### Problem to work on
An exact copy, beginning at the line containing "Decode this image" and ending at the final line of the records that follow, is the answer; it has no pictures and no other text.

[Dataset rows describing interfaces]
BEGIN

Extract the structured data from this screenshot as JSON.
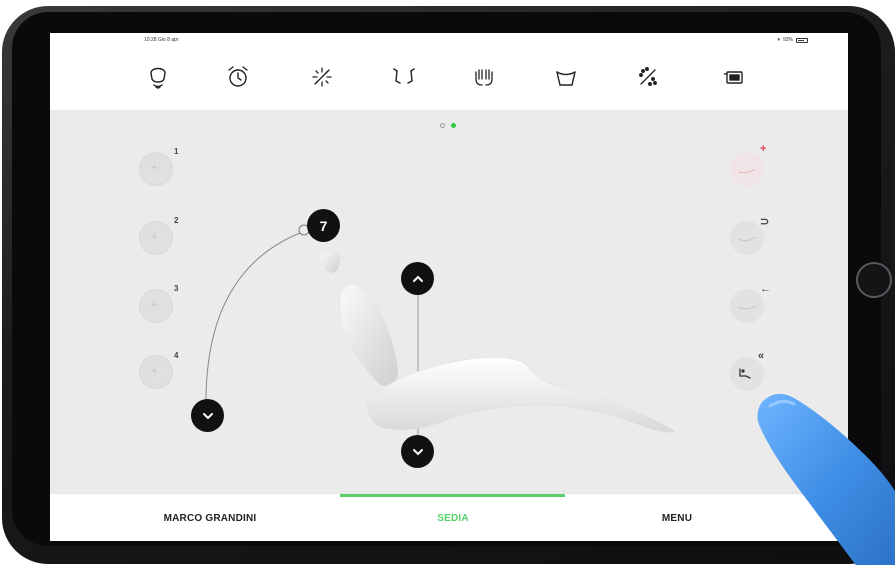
{
  "status_bar": {
    "time": "10:28 Gio 8 apr",
    "battery": "93%"
  },
  "toolbar": {
    "icons": [
      "spittoon-icon",
      "timer-icon",
      "operating-light-icon",
      "headrest-icon",
      "hands-icon",
      "basin-icon",
      "spray-icon",
      "monitor-icon"
    ]
  },
  "pager": {
    "total": 2,
    "active": 2
  },
  "memory_positions": [
    {
      "label": "1"
    },
    {
      "label": "2"
    },
    {
      "label": "3"
    },
    {
      "label": "4"
    }
  ],
  "right_controls": [
    {
      "badge": "+",
      "badge_color": "#e0405a",
      "name": "add-position"
    },
    {
      "badge": "⊃",
      "name": "rinse-position"
    },
    {
      "badge": "←",
      "name": "return-position"
    },
    {
      "badge": "«",
      "name": "exit-position"
    }
  ],
  "backrest_control": {
    "value": "7"
  },
  "tabs": [
    {
      "label": "MARCO GRANDINI",
      "color": "#222222"
    },
    {
      "label": "SEDIA",
      "color": "#58d16b",
      "active": true
    },
    {
      "label": "MENU",
      "color": "#222222"
    }
  ],
  "colors": {
    "accent": "#58d16b",
    "dark": "#111111",
    "background": "#ebebeb"
  }
}
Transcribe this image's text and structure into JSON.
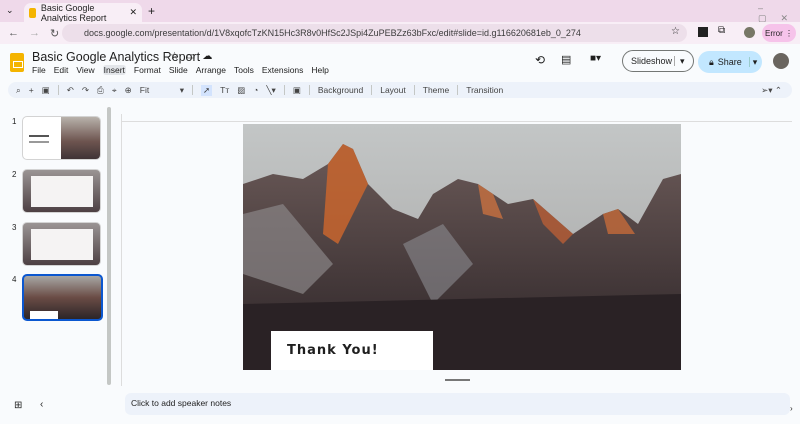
{
  "browser": {
    "tab_title": "Basic Google Analytics Report",
    "url": "docs.google.com/presentation/d/1V8xqofcTzKN15Hc3R8v0HfSc2JSpi4ZuPEBZz63bFxc/edit#slide=id.g116620681eb_0_274",
    "error_label": "Error"
  },
  "app": {
    "title": "Basic Google Analytics Report",
    "menu": [
      "File",
      "Edit",
      "View",
      "Insert",
      "Format",
      "Slide",
      "Arrange",
      "Tools",
      "Extensions",
      "Help"
    ],
    "slideshow_label": "Slideshow",
    "share_label": "Share"
  },
  "toolbar": {
    "zoom": "Fit",
    "background": "Background",
    "layout": "Layout",
    "theme": "Theme",
    "transition": "Transition"
  },
  "filmstrip": {
    "slides": [
      "1",
      "2",
      "3",
      "4"
    ],
    "selected": "4"
  },
  "slide": {
    "text": "Thank You!"
  },
  "notes": {
    "placeholder": "Click to add speaker notes"
  },
  "colors": {
    "accent": "#0b57d0",
    "share_bg": "#c2e7ff"
  }
}
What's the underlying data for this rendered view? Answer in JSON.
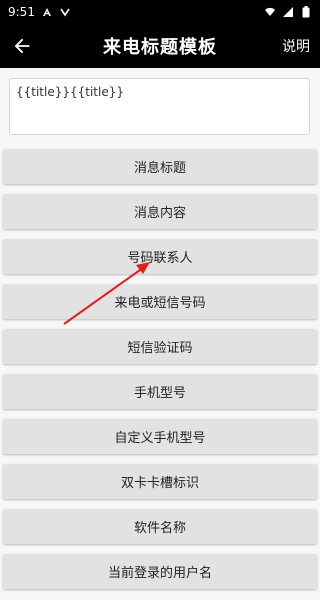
{
  "status_bar": {
    "time": "9:51"
  },
  "app_bar": {
    "title": "来电标题模板",
    "help_label": "说明"
  },
  "template_input": {
    "value": "{{title}}{{title}}"
  },
  "buttons": [
    {
      "label": "消息标题"
    },
    {
      "label": "消息内容"
    },
    {
      "label": "号码联系人"
    },
    {
      "label": "来电或短信号码"
    },
    {
      "label": "短信验证码"
    },
    {
      "label": "手机型号"
    },
    {
      "label": "自定义手机型号"
    },
    {
      "label": "双卡卡槽标识"
    },
    {
      "label": "软件名称"
    },
    {
      "label": "当前登录的用户名"
    }
  ],
  "colors": {
    "bar_bg": "#000000",
    "button_bg": "#e2e2e2",
    "annotation_arrow": "#e0201f"
  }
}
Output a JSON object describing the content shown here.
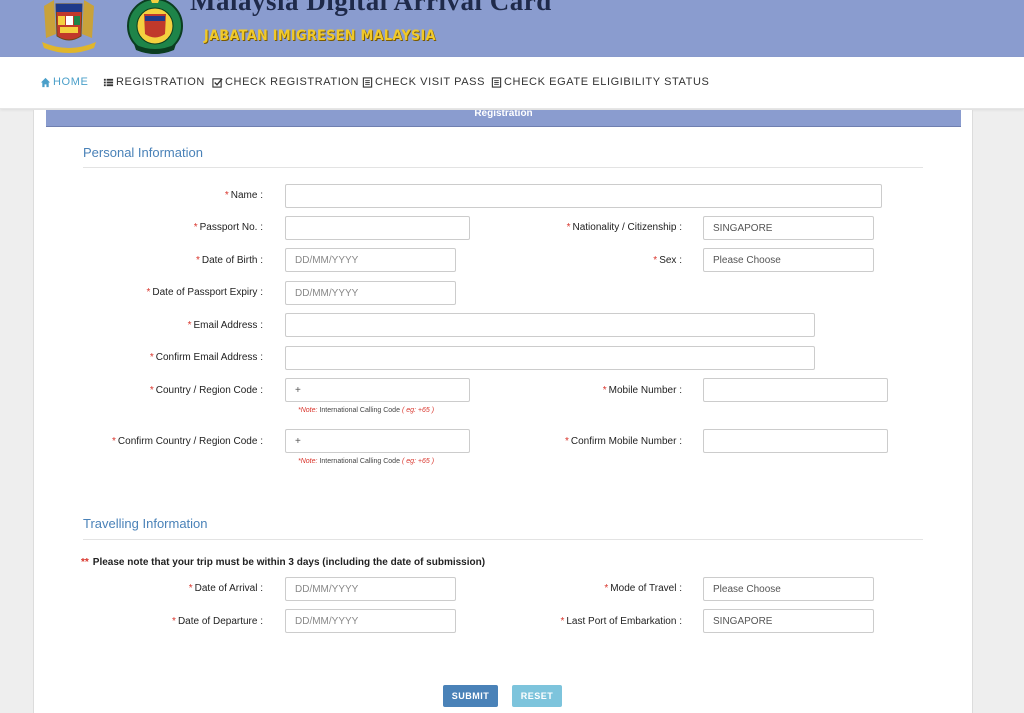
{
  "header": {
    "title": "Malaysia Digital Arrival Card",
    "department": "JABATAN IMIGRESEN MALAYSIA"
  },
  "nav": {
    "home": "HOME",
    "registration": "REGISTRATION",
    "check_registration": "CHECK REGISTRATION",
    "check_visit_pass": "CHECK VISIT PASS",
    "check_egate": "CHECK EGATE ELIGIBILITY STATUS"
  },
  "panel": {
    "heading": "Registration"
  },
  "personal": {
    "section_title": "Personal Information",
    "name_label": "Name :",
    "passport_label": "Passport No. :",
    "nationality_label": "Nationality / Citizenship :",
    "nationality_value": "SINGAPORE",
    "dob_label": "Date of Birth :",
    "dob_placeholder": "DD/MM/YYYY",
    "sex_label": "Sex :",
    "sex_value": "Please Choose",
    "passport_expiry_label": "Date of Passport Expiry :",
    "passport_expiry_placeholder": "DD/MM/YYYY",
    "email_label": "Email Address :",
    "confirm_email_label": "Confirm Email Address :",
    "country_code_label": "Country / Region Code :",
    "country_code_value": "+",
    "mobile_label": "Mobile Number :",
    "confirm_country_code_label": "Confirm Country / Region Code :",
    "confirm_country_code_value": "+",
    "confirm_mobile_label": "Confirm Mobile Number :",
    "note_prefix": "*Note:",
    "note_text": "International Calling Code",
    "note_example": "( eg: +65 )"
  },
  "travel": {
    "section_title": "Travelling Information",
    "notice_marker": "**",
    "notice": "Please note that your trip must be within 3 days (including the date of submission)",
    "arrival_label": "Date of Arrival :",
    "arrival_placeholder": "DD/MM/YYYY",
    "mode_label": "Mode of Travel :",
    "mode_value": "Please Choose",
    "departure_label": "Date of Departure :",
    "departure_placeholder": "DD/MM/YYYY",
    "last_port_label": "Last Port of Embarkation :",
    "last_port_value": "SINGAPORE"
  },
  "required_marker": "*",
  "buttons": {
    "submit": "SUBMIT",
    "reset": "RESET"
  },
  "colors": {
    "header_bg": "#8a9ccf",
    "accent": "#4a82b8",
    "nav_active": "#4a9fc9",
    "required": "#d9342b",
    "reset_button": "#7dc4dc",
    "department_text": "#f0c92a"
  }
}
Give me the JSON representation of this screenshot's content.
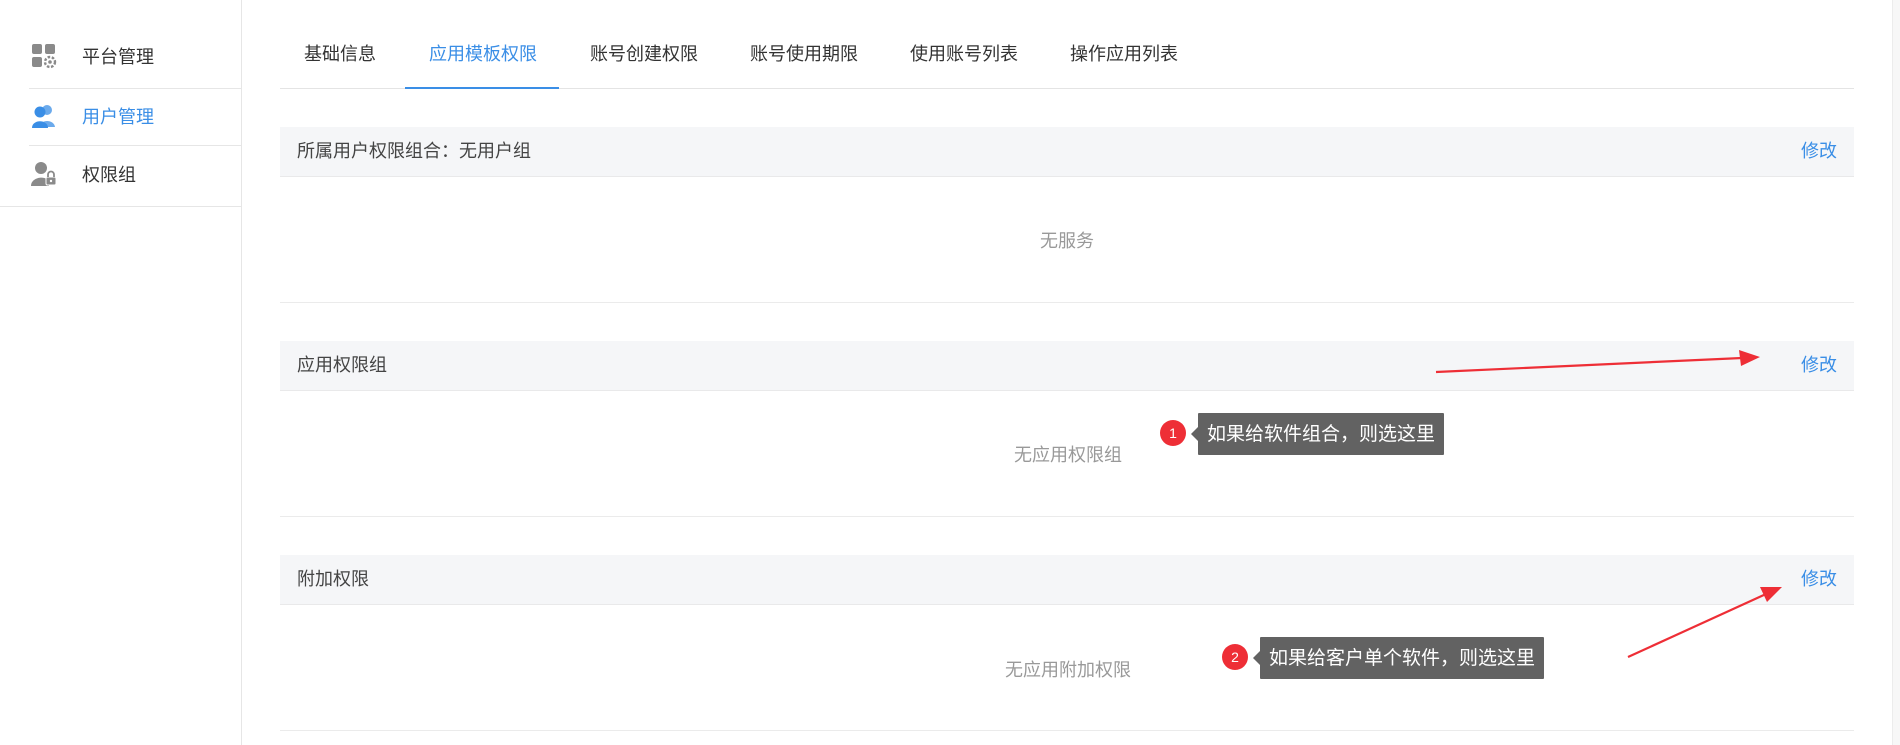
{
  "sidebar": {
    "items": [
      {
        "label": "平台管理",
        "icon": "grid-gear-icon"
      },
      {
        "label": "用户管理",
        "icon": "users-icon",
        "active": true
      },
      {
        "label": "权限组",
        "icon": "user-lock-icon"
      }
    ]
  },
  "tabs": [
    {
      "label": "基础信息"
    },
    {
      "label": "应用模板权限",
      "active": true
    },
    {
      "label": "账号创建权限"
    },
    {
      "label": "账号使用期限"
    },
    {
      "label": "使用账号列表"
    },
    {
      "label": "操作应用列表"
    }
  ],
  "sections": [
    {
      "title": "所属用户权限组合：无用户组",
      "edit_label": "修改",
      "empty_text": "无服务"
    },
    {
      "title": "应用权限组",
      "edit_label": "修改",
      "empty_text": "无应用权限组"
    },
    {
      "title": "附加权限",
      "edit_label": "修改",
      "empty_text": "无应用附加权限"
    }
  ],
  "annotations": [
    {
      "number": "1",
      "text": "如果给软件组合，则选这里"
    },
    {
      "number": "2",
      "text": "如果给客户单个软件，则选这里"
    }
  ],
  "colors": {
    "accent": "#3a8ee6",
    "annotation_badge": "#ee2e36",
    "annotation_tip": "#626262",
    "arrow": "#ee2e36",
    "section_header_bg": "#f5f6f8"
  }
}
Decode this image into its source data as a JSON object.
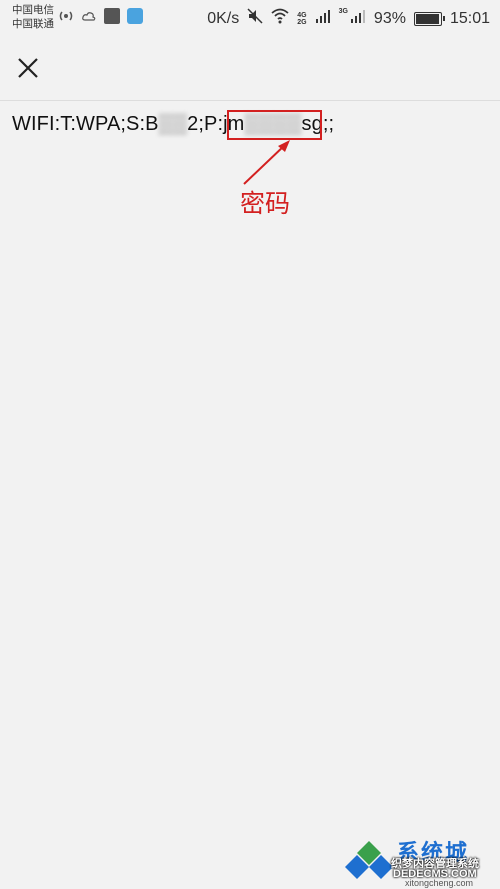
{
  "status_bar": {
    "carrier_1": "中国电信",
    "carrier_2": "中国联通",
    "net_speed": "0K/s",
    "net_4g": "4G",
    "net_2g": "2G",
    "net_3g": "3G",
    "battery": "93%",
    "time": "15:01",
    "icons": [
      "hotspot-icon",
      "weather-icon",
      "app-icon",
      "app-blue-icon",
      "mute-icon",
      "wifi-icon",
      "signal-icon",
      "signal-3g-icon",
      "battery-icon"
    ]
  },
  "toolbar": {
    "close_icon": "close-icon"
  },
  "content": {
    "prefix": "WIFI:T:WPA;S:B",
    "ssid_hidden": "▒▒",
    "ssid_tail": "2;P:",
    "pwd_start": "jm",
    "pwd_hidden": "▒▒▒▒",
    "pwd_end": "sg",
    "suffix": ";;"
  },
  "annotation": {
    "label": "密码",
    "color": "#d32020"
  },
  "watermark": {
    "title": "系统城",
    "subtitle": "织梦内容管理系统",
    "dede": "DEDECMS.COM",
    "url": "xitongcheng.com"
  }
}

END

### Reply
Decode this image into its source data as a JSON object.
{
  "status_bar": {
    "carrier_1": "中国电信",
    "carrier_2": "中国联通",
    "net_speed": "0K/s",
    "net_4g": "4G",
    "net_2g": "2G",
    "net_3g": "3G",
    "battery": "93%",
    "time": "15:01",
    "icons": [
      "hotspot-icon",
      "weather-icon",
      "app-icon",
      "app-blue-icon",
      "mute-icon",
      "wifi-icon",
      "signal-icon",
      "signal-3g-icon",
      "battery-icon"
    ]
  },
  "toolbar": {
    "close_icon": "close-icon"
  },
  "content": {
    "prefix": "WIFI:T:WPA;S:B",
    "ssid_hidden": "▒▒",
    "ssid_tail": "2;P:",
    "pwd_start": "jm",
    "pwd_hidden": "▒▒▒▒",
    "pwd_end": "sg",
    "suffix": ";;"
  },
  "annotation": {
    "label": "密码",
    "color": "#d32020"
  },
  "watermark": {
    "title": "系统城",
    "subtitle": "织梦内容管理系统",
    "dede": "DEDECMS.COM",
    "url": "xitongcheng.com"
  }
}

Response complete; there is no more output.